How did a liberal legal activist end up as a hawk on national security legal strategy?

“I started every morning with a threat briefing finding out about all the people who are trying to kill us, and there were a lot,” Cole says. “We in the government have this responsibility to make sure we are keeping the country safe, but we have to balance that by protecting our civil liberties. There will always be criticism on how we maintain that balance.”

Jaffer says one explanation is that there wasn’t a political constituency for reform of national security policy as there was for gay rights or racial justice. But what happened is not just Obama’s legacy, but that of the country as a whole, he argues.

The terrible sense of responsibility that any president feels is part of the explanation, Jaffer says, but “it doesn’t explain why we as a country did what we did.” Neither the courts nor the Congress fulfilled their roles as a watchdog on the executive in this area, he says. And when Obama did try and do “the right thing,” such as prosecuting 9/11 defendants in civilian courts and closing Guantanamo, he got slapped down by Congress, Jaffer says.

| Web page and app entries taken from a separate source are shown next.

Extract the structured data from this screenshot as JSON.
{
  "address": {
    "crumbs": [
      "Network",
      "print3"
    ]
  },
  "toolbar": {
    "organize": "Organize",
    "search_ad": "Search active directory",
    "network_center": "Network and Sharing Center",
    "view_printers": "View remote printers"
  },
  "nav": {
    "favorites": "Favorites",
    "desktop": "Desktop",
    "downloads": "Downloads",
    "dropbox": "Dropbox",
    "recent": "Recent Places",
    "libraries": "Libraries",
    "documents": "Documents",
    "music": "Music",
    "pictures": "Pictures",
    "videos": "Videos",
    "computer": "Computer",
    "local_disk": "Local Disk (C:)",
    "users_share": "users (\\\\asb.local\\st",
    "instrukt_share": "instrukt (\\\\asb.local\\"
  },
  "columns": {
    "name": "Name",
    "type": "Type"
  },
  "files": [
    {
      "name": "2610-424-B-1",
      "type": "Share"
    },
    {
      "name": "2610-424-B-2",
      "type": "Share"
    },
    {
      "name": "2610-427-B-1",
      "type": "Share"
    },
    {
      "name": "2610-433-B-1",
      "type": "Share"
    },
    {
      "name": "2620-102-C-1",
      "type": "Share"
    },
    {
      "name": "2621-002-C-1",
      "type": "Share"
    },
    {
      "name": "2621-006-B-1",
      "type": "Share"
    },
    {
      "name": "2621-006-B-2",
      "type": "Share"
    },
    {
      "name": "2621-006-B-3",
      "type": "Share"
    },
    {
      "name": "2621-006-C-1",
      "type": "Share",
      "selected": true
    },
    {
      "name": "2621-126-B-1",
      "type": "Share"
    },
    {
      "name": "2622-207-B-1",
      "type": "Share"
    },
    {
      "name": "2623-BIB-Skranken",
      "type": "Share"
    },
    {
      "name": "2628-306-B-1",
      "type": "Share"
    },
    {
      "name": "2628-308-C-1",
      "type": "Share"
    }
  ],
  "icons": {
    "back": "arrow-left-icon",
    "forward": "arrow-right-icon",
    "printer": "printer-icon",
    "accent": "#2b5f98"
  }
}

“Overall, I think he’s been a great president in many different ways. I feel confident history will see it that way,” Jaffer says. “I just hope that won’t obscure what I think he has done to the international human rights framework and even to the Constitution by creating very broad policies related to targeted killings.”